Ignorance is Bliss

Unless you have lived with, or been, an attachment challenged child you will have great difficulty understanding the needs. This became apparent during a recent consultation with the Child and Adolescent Mental Health Service. (CAMHS)

There are obvious signs that Jenny suffers from attachment issues and that was the decision of the Autism Panel. We don’t disagree with that decision, even though we are also pursuing a proper assessment for co-morbid autism. We believe that each condition is affecting the other. 

During the discussion with the CAMHS doctor I commented that having a full diagnosis of all conditions would help us to know the best way to handle the various challenges without creating a typical spoilt brat. 

Aha! I could almost see a flash of light in the doctor’s eyes as she grasped at the psychological straw that I inadvertently held out to her. I have read about this effect in the experiences of other parents of children with challenges. The doctor’s eyes lit up with the recognition that this must all be our fault as parents, even though we are actually substitute parents because their birth parents couldn’t do the job properly. In fact, during all the social services assessments of our parenting capabilities it became obvious that we were being allowed to care for our suffering grandchildren because we are super parents! 

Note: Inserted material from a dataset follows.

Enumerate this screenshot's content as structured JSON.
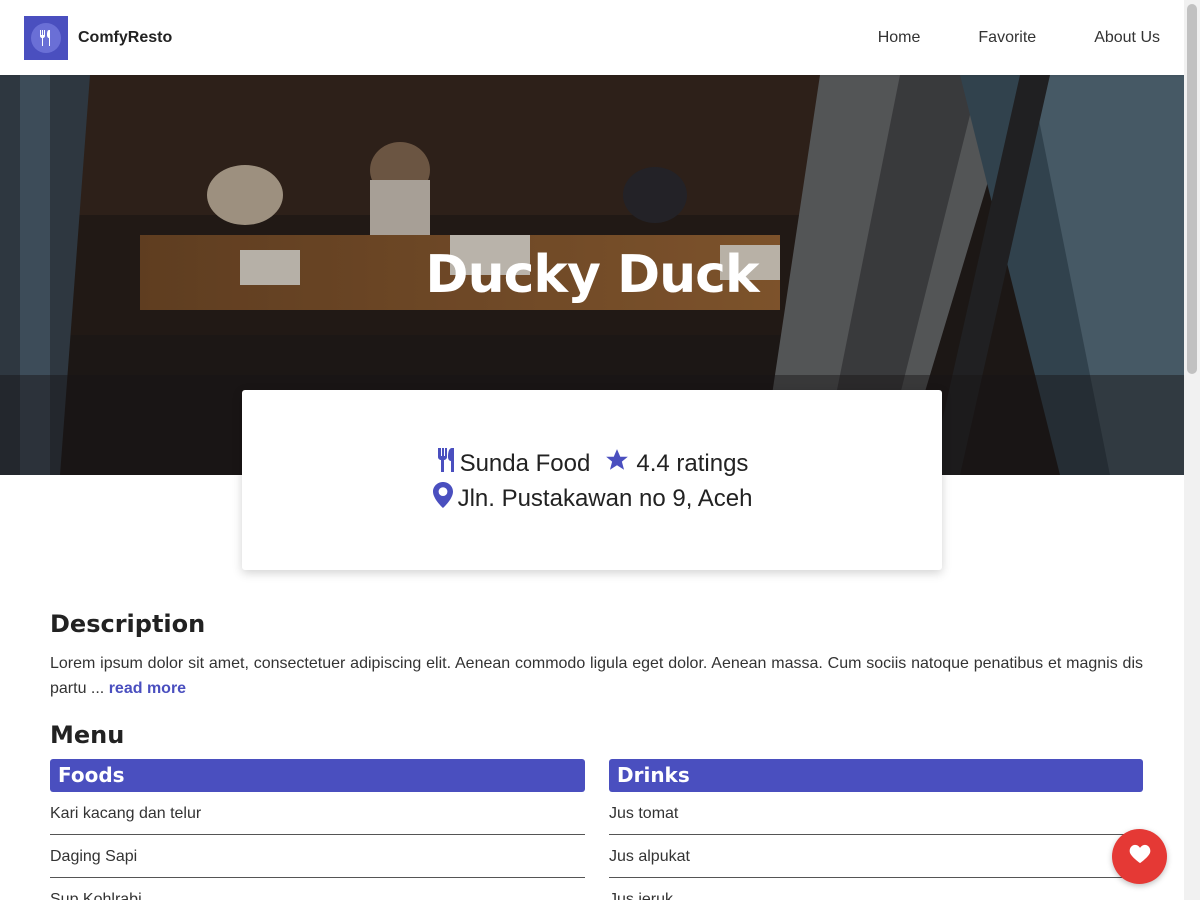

The doctor took out a piece of paper and started writing. “Have you looked at The Parenting Puzzles?” she asked. 

“Well you obviously haven’t,” I thought. “If you had then you would know that it’s actually called The Parenting Puzzle – singular.” 

“There you are,” she said, handing me the piece of paper. 

I politely thanked her, knowing that the best chance of getting her cooperation was to go through the humiliation of having our parenting abilities called into question. 

I bought the book and opened it straight to the chapter on discipline. I knew what I was looking for. 

Yes! Success. The best way to deal with challenges is the time out. 

“So,” I thought. “That’s what they teach you in university. Treat like with like. If a child suffers from abandonment, abandon her again.” 

I haven’t read any more of the book. How much trust can you have in such outdated, barbaric suggestions?


The Trouble With Kinship Caring

An acquaintance of mine who goes by the name, Grandpa, wrote an interesting article entitled, The Trouble With Teachers. The article presents a realistic view of the situation of many kinship carers and, indeed, anyone who cares for children with attachment issues. I recommend that you read it, together with the linked articles, especially if you care for, or teach someone with attachment disorder.

The article set me to thinking about other issues faced by those whom I will call “professional carers,” such as kinship carers, foster carers, adopters, those caring for vulnerable adults, etc.

With this in mind, Grandpa has given me permission to use his format to start a “The Trouble With . . .” series. It may not be regular, but I will be adding to it as time goes on. In addition, Grandpa has agreed to consider writing a guest post, or two, as the occasion arises.

I am looking forward to this series, and hope you will follow along.